Bible Summaries

Is Titus 3:4-7 the best summary statement of the soteriology of the New Testament? I would say 'the theology of the NT' but it doesn't mention Gentile-inclusion. Yet if we're talking strictly soteriology, this seems to pretty much cover it all--

4 But when the goodness and loving kindness of God our Savior appeared, 5 he saved us, not because of works done by us in righteousness, but according to his own mercy, by the washing of regeneration and renewal of the Holy Spirit, 6 whom he poured out on us richly through Jesus Christ our Savior, 7 so that being justified by his grace we might become heirs according to the hope of eternal life.

And, stepping even further back, is there a better summary statement of what the whole Bible is about than Ephesians 1:7-10, particularly v. 10?

7 In him we have redemption through his blood, the forgiveness of our trespasses, according to the riches of his grace, 8 which he lavished upon us, in all wisdom and insight 9 making known to us the mystery of his will, according to his purpose, which he set forth in Christ 10 as a plan for the fullness of time, to unite [anakephalaiosasthai - to sum up, recapitulate, gather together, organically synthesize, bring under a single head/kephalos; see Rom 13:9!] all things in him, things in heaven and things on earth.

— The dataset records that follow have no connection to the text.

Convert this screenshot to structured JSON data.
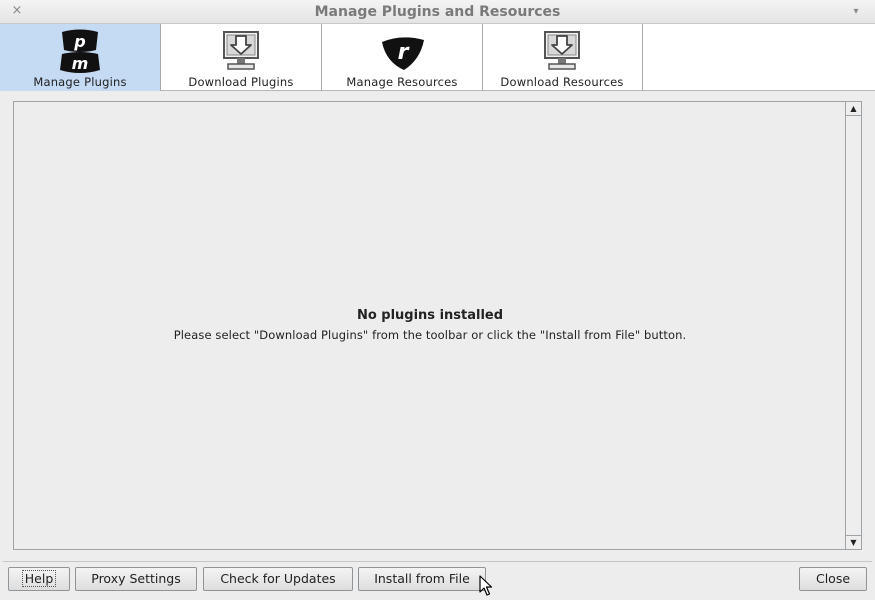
{
  "window": {
    "title": "Manage Plugins and Resources",
    "close_glyph": "×",
    "menu_glyph": "▾"
  },
  "toolbar": {
    "items": [
      {
        "label": "Manage Plugins",
        "icon": "plugin-manager-logo-icon",
        "selected": true
      },
      {
        "label": "Download Plugins",
        "icon": "download-icon",
        "selected": false
      },
      {
        "label": "Manage Resources",
        "icon": "resource-manager-logo-icon",
        "selected": false
      },
      {
        "label": "Download Resources",
        "icon": "download-icon",
        "selected": false
      }
    ]
  },
  "panel": {
    "empty_title": "No plugins installed",
    "empty_message": "Please select \"Download Plugins\" from the toolbar or click the \"Install from File\" button.",
    "scroll_up": "▲",
    "scroll_down": "▼"
  },
  "buttons": {
    "help": "Help",
    "proxy": "Proxy Settings",
    "updates": "Check for Updates",
    "install": "Install from File",
    "close": "Close"
  },
  "colors": {
    "selected_tab": "#c5daf3",
    "background": "#ededed"
  }
}
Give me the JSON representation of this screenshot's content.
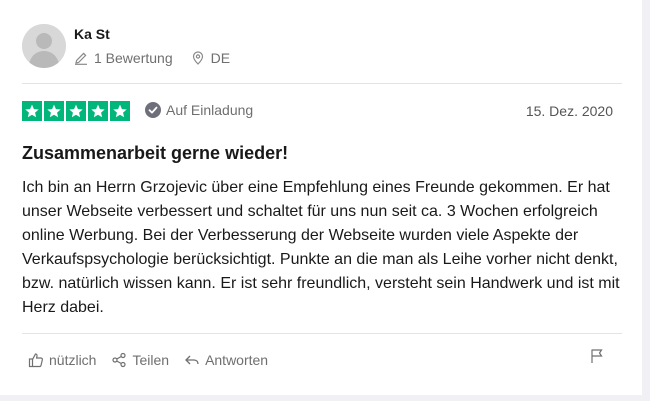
{
  "reviewer": {
    "name": "Ka St",
    "review_count": "1 Bewertung",
    "country": "DE"
  },
  "rating": {
    "stars": 5,
    "color": "#00b67a"
  },
  "badge": {
    "label": "Auf Einladung"
  },
  "date": "15. Dez. 2020",
  "review": {
    "title": "Zusammenarbeit gerne wieder!",
    "text": "Ich bin an Herrn Grzojevic über eine Empfehlung eines Freunde gekommen. Er hat unser Webseite verbessert und schaltet für uns nun seit ca. 3 Wochen erfolgreich online Werbung. Bei der Verbesserung der Webseite wurden viele Aspekte der Verkaufspsychologie berücksichtigt. Punkte an die man als Leihe vorher nicht denkt, bzw. natürlich wissen kann. Er ist sehr freundlich, versteht sein Handwerk und ist mit Herz dabei."
  },
  "actions": {
    "useful": "nützlich",
    "share": "Teilen",
    "reply": "Antworten"
  },
  "icons": [
    "avatar",
    "pencil-icon",
    "location-pin-icon",
    "star-icon",
    "check-circle-icon",
    "thumbs-up-icon",
    "share-icon",
    "reply-icon",
    "flag-icon"
  ]
}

Jack Parrish said...

Dane, the Titus scripture is womderful. How would you compare it with Col. 1:15-20? Jack

Dane Ortlund said...

Thanks for the comment Jack, good to hear from you.

Col 1:15-20 is certainly a pillar NT text. Along with Phil 2:6-11 and Heb 1:1-4 it is especially crucial for christology. I wouldn't say it's crucial for soteriology (except derivatively). I.e. it is a magnificent statement about Christ but doesn't directly address salvation.

We might do well to remember that on the one hand, of course, every jot and tittle of the Bible is God breathed. The greetings at the end of Paul's letters are inspired Scripture, to be reverently received and pored over. Still, some texts, like Col 1 or Titus 3, are explosions of concentrated orthodoxology. You're right to draw attention to Col 1.

Jack Parrish said...

It seems that Eph.2:14-17 is a follow on clarification of 1:7-10. It is absolutely marvelous that Christ, preaching peace to those far away (gentiles)and those near (Jews)proceeds to make of the two one mew man, in Christ; a NEW MAN who is neither Jew nor gentile and is not far away or near but IN CHRIST,thus making peace and thus reconciling both to God thru the cross.